The current protests and social revolution known as Black Lives Matter is rooted in the historical struggle for Black liberation in the United States of America. This is the legacy of Frederick Douglass, W.E.B. Du Bois, Fannie Lou Hammer, Audre Lorde, Martin King Jr., Ella Baker, Malcolm X, Ida B. Wells and Oluwatoyin Salau. The moral fire within our spirits that has engulfed our nation in response to the public murder of George Floyd by Minneapolis police is not simply about abolishing the police; the fire raging in us today is the fire that Baldwin referred to as “the fire next time”. And while the fire of Black Lives Matter reveals the need for change, true transformation requires deconstructing the 401 years of institutional, structural and personal racism that pervades every aspect of this nation. Due to the top-down and bottom-up tactics practiced in the United States, White supremacy and anti-Blackness have found their place in Lawrence Township, and made their bed in Lawrence Township Public Schools.
The overt White supremacy experienced by young Black women who were taunted at a Lawrence High School football game in the fall was not an isolated event. This was the key to the locked box of Black people’s traumatic lived-experiences of both overt and covert White supremacy in Lawrence Township, and more specifically Lawrence Township Public Schools. The flood of #BlackInLawrenceNJ stories and the October 2019 incident staunchly contradict the placating and superficial catechism “hate has no place in Lawrence Township”. Such a communal narrative denies the lived experience of Black, Indigenous, and People of Color (BIPOC) persons, and the trauma they experience.
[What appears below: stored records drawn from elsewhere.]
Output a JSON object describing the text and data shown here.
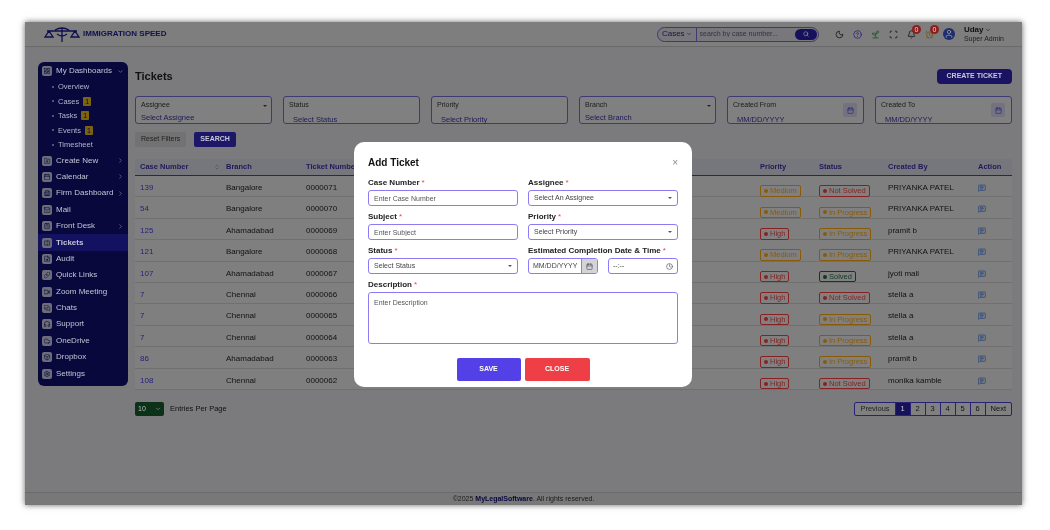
{
  "header": {
    "logo_text": "IMMIGRATION SPEED",
    "search": {
      "scope": "Cases",
      "placeholder": "search by case number..."
    },
    "notifications": {
      "bell_count": "0",
      "clock_count": "0"
    },
    "user": {
      "name": "Uday",
      "role": "Super Admin"
    }
  },
  "sidebar": {
    "items": [
      {
        "label": "My Dashboards",
        "kind": "menu",
        "expanded": true,
        "selected": false,
        "children": [
          {
            "label": "Overview"
          },
          {
            "label": "Cases",
            "count": "1"
          },
          {
            "label": "Tasks",
            "count": "1"
          },
          {
            "label": "Events",
            "count": "1"
          },
          {
            "label": "Timesheet"
          }
        ]
      },
      {
        "label": "Create New",
        "kind": "menu",
        "expanded": false,
        "selected": false
      },
      {
        "label": "Calendar",
        "kind": "menu",
        "expanded": false,
        "selected": false
      },
      {
        "label": "Firm Dashboard",
        "kind": "menu",
        "expanded": false,
        "selected": false
      },
      {
        "label": "Mail",
        "kind": "link",
        "selected": false
      },
      {
        "label": "Front Desk",
        "kind": "menu",
        "expanded": false,
        "selected": false
      },
      {
        "label": "Tickets",
        "kind": "link",
        "selected": true
      },
      {
        "label": "Audit",
        "kind": "link",
        "selected": false
      },
      {
        "label": "Quick Links",
        "kind": "link",
        "selected": false
      },
      {
        "label": "Zoom Meeting",
        "kind": "link",
        "selected": false
      },
      {
        "label": "Chats",
        "kind": "link",
        "selected": false
      },
      {
        "label": "Support",
        "kind": "link",
        "selected": false
      },
      {
        "label": "OneDrive",
        "kind": "link",
        "selected": false
      },
      {
        "label": "Dropbox",
        "kind": "link",
        "selected": false
      },
      {
        "label": "Settings",
        "kind": "link",
        "selected": false
      }
    ]
  },
  "page": {
    "title": "Tickets",
    "create_button": "CREATE TICKET"
  },
  "filters": [
    {
      "label": "Assignee",
      "value": "Select Assignee",
      "kind": "select"
    },
    {
      "label": "Status",
      "value": "Select Status",
      "kind": "plain"
    },
    {
      "label": "Priority",
      "value": "Select Priority",
      "kind": "plain"
    },
    {
      "label": "Branch",
      "value": "Select Branch",
      "kind": "select"
    },
    {
      "label": "Created From",
      "value": "MM/DD/YYYY",
      "kind": "date"
    },
    {
      "label": "Created To",
      "value": "MM/DD/YYYY",
      "kind": "date"
    }
  ],
  "filter_buttons": {
    "reset": "Reset Filters",
    "search": "SEARCH"
  },
  "table": {
    "columns": [
      "Case Number",
      "Branch",
      "Ticket Numbe",
      "Priority",
      "Status",
      "Created By",
      "Action"
    ],
    "rows": [
      {
        "case": "139",
        "branch": "Bangalore",
        "ticket": "0000071",
        "priority": {
          "text": "Medium",
          "color": "#8a5a08"
        },
        "status": {
          "text": "Not Solved",
          "color": "#882222"
        },
        "created_by": "PRIYANKA PATEL"
      },
      {
        "case": "54",
        "branch": "Bangalore",
        "ticket": "0000070",
        "priority": {
          "text": "Medium",
          "color": "#8a5a08"
        },
        "status": {
          "text": "In Progress",
          "color": "#8a5a08"
        },
        "created_by": "PRIYANKA PATEL"
      },
      {
        "case": "125",
        "branch": "Ahamadabad",
        "ticket": "0000069",
        "priority": {
          "text": "High",
          "color": "#882222"
        },
        "status": {
          "text": "In Progress",
          "color": "#8a5a08"
        },
        "created_by": "pramit b"
      },
      {
        "case": "121",
        "branch": "Bangalore",
        "ticket": "0000068",
        "priority": {
          "text": "Medium",
          "color": "#8a5a08"
        },
        "status": {
          "text": "In Progress",
          "color": "#8a5a08"
        },
        "created_by": "PRIYANKA PATEL"
      },
      {
        "case": "107",
        "branch": "Ahamadabad",
        "ticket": "0000067",
        "priority": {
          "text": "High",
          "color": "#882222"
        },
        "status": {
          "text": "Solved",
          "color": "#0e3a20"
        },
        "created_by": "jyoti mali"
      },
      {
        "case": "7",
        "branch": "Chennai",
        "ticket": "0000066",
        "priority": {
          "text": "High",
          "color": "#882222"
        },
        "status": {
          "text": "Not Solved",
          "color": "#882222"
        },
        "created_by": "stella a"
      },
      {
        "case": "7",
        "branch": "Chennai",
        "ticket": "0000065",
        "priority": {
          "text": "High",
          "color": "#882222"
        },
        "status": {
          "text": "In Progress",
          "color": "#8a5a08"
        },
        "created_by": "stella a"
      },
      {
        "case": "7",
        "branch": "Chennai",
        "ticket": "0000064",
        "priority": {
          "text": "High",
          "color": "#882222"
        },
        "status": {
          "text": "In Progress",
          "color": "#8a5a08"
        },
        "created_by": "stella a"
      },
      {
        "case": "86",
        "branch": "Ahamadabad",
        "ticket": "0000063",
        "priority": {
          "text": "High",
          "color": "#882222"
        },
        "status": {
          "text": "In Progress",
          "color": "#8a5a08"
        },
        "created_by": "pramit b"
      },
      {
        "case": "108",
        "branch": "Chennai",
        "ticket": "0000062",
        "priority": {
          "text": "High",
          "color": "#882222"
        },
        "status": {
          "text": "Not Solved",
          "color": "#882222"
        },
        "created_by": "monika kamble"
      }
    ]
  },
  "pagination": {
    "per_page": "10",
    "per_page_label": "Entries Per Page",
    "previous": "Previous",
    "next": "Next",
    "pages": [
      {
        "label": "1",
        "selected": true
      },
      {
        "label": "2",
        "selected": false
      },
      {
        "label": "3",
        "selected": false
      },
      {
        "label": "4",
        "selected": false
      },
      {
        "label": "5",
        "selected": false
      },
      {
        "label": "6",
        "selected": false
      }
    ]
  },
  "footer": "©2025 **MyLegalSoftware**. All rights reserved.",
  "modal": {
    "title": "Add Ticket",
    "close_icon": "×",
    "fields": [
      {
        "label": "Case Number",
        "required_mark": "*",
        "kind": "input",
        "placeholder": "Enter Case Number"
      },
      {
        "label": "Assignee",
        "required_mark": "*",
        "kind": "select",
        "value": "Select An Assignee"
      },
      {
        "label": "Subject",
        "required_mark": "*",
        "kind": "input",
        "placeholder": "Enter Subject"
      },
      {
        "label": "Priority",
        "required_mark": "*",
        "kind": "select",
        "value": "Select Priority"
      },
      {
        "label": "Status",
        "required_mark": "*",
        "kind": "select",
        "value": "Select Status"
      },
      {
        "label": "Estimated Completion Date & Time",
        "required_mark": "*",
        "kind": "datetime",
        "date_placeholder": "MM/DD/YYYY",
        "time_placeholder": "--:--"
      },
      {
        "label": "Description",
        "required_mark": "*",
        "kind": "textarea",
        "placeholder": "Enter Description"
      }
    ],
    "buttons": [
      {
        "label": "SAVE",
        "kind": "primary"
      },
      {
        "label": "CLOSE",
        "kind": "danger"
      }
    ]
  }
}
Clearly communicated, community informed, measurable actions need to be taken.
We, a collective of over 1,000 individuals to-date, are therefore sending this letter to the district’s Board of Education and superintendent to end systemic racism and implement a radical reconstruction agenda for our public schools.
We need revolutionary change in our town. The historical sea of unisolated, ignored, traumagenic events deserves it. The fire in our bones and our protest demands it.
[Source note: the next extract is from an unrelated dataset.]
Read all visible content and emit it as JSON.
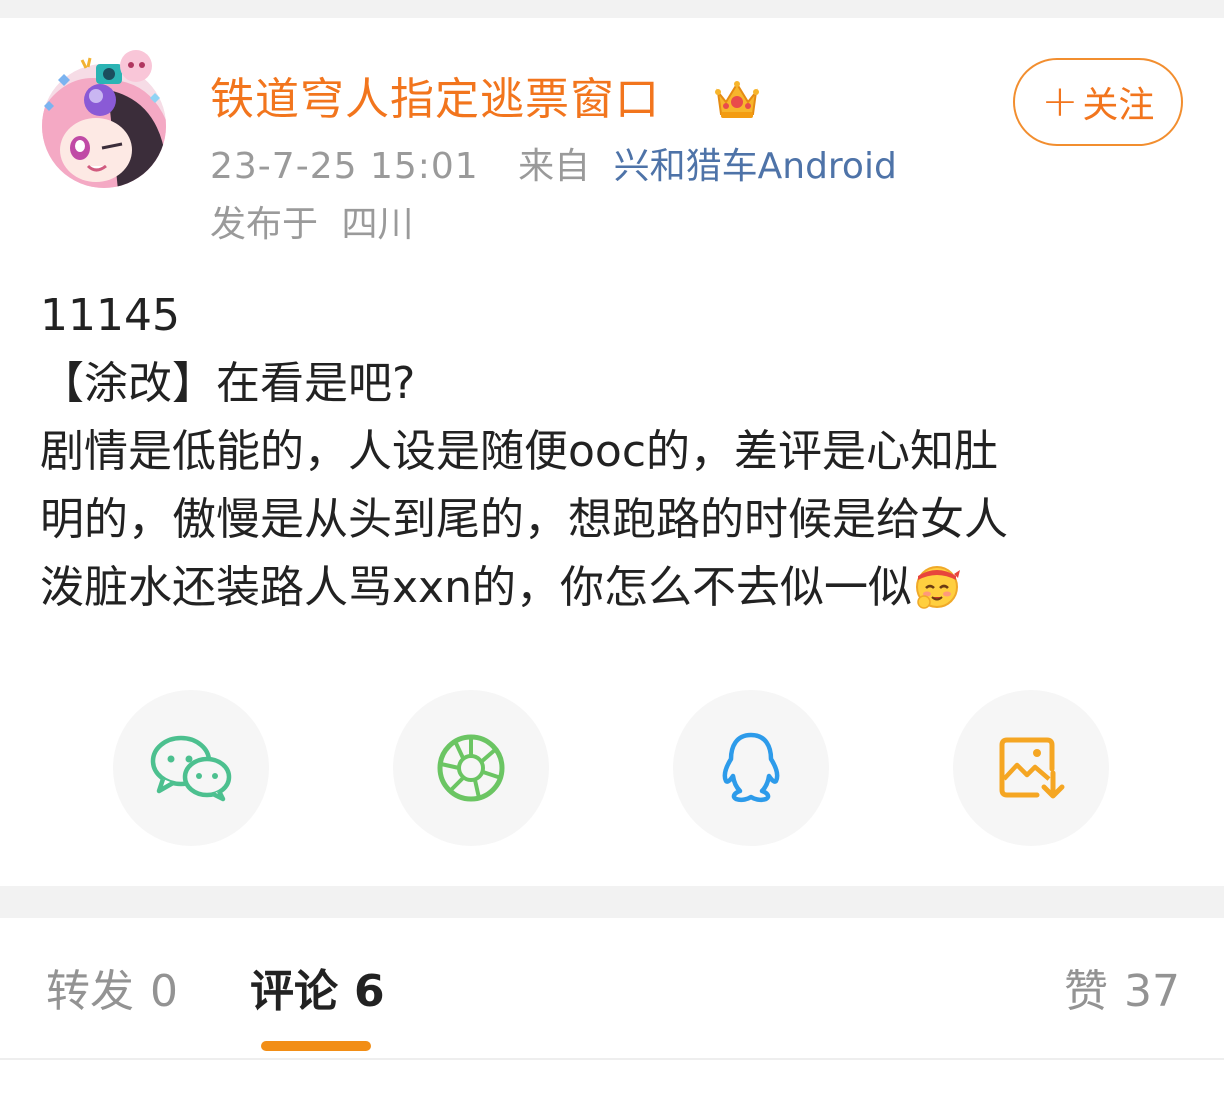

We look first to our education system to acquire the radical change Lawrence’s needs.
We will no longer be silent or silenced.
As a collective of over 1,000 students, parents, faculty, staff, alumni, and residents of Lawrence, we make the following demands on our public school district to end systemic racism and all related injustices:
Accept all #BlackInLawrenceNJ stories pertaining to LTPS as true and consult the community around ways LTPS will publicly acknowledge the adverse impact systemic racism has had on people’s lives as exhibited in these stories.
Institute Black/African-American courses and curriculum content.
Hire and retain BIPOC faculty and professional staff which is representative of student demographics.
Conduct an audit of current hiring practices through statistical review, interviews, surveys, and adopting standardized, best practice, hiring solutions.
Eradicate Detentions, all suspensions and expulsions, and take the necessary steps to establish and implement restorative justice practices and policies.
Remove any law enforcement assigned to current Lawrence Township Public Schools.
Hire a diversity, inclusion and equity coach for each school building.
Commit to providing a Pre-K-12 curriculum and instruction development inspired by an abolitionist teaching framework and culturally responsive pedagogy.
Hire an educational equity consultant to conduct an equity, culture and climate audit.
Commit to explore culturally specific ways to increase family involvement and community engagement.
Embrace and actively support a Black student organization and a minority teacher organization.
Reserve a seat on the Board of Education for a Black alumnus of LTPS and undergo an audit regarding LTPS Board of Education election practices.
We encourage Lawrence residents to continue to sign our petition at https://blmlawrencenj.wixsite.com/ourdemands/home and read the stories on Black In Lawrence, NJ (Facebook) or @BlackInLawrenceNJ (Instagram).
Fred Vereen, Jr.
Renard & Erika Smoots
Nyya & Roxanna Flores Toussaint
Black Solidarity Group
This letter was read by Nyya Toussaint and Lisa Austin at the Lawrence Township Public Schools Board of Education meeting on July 8.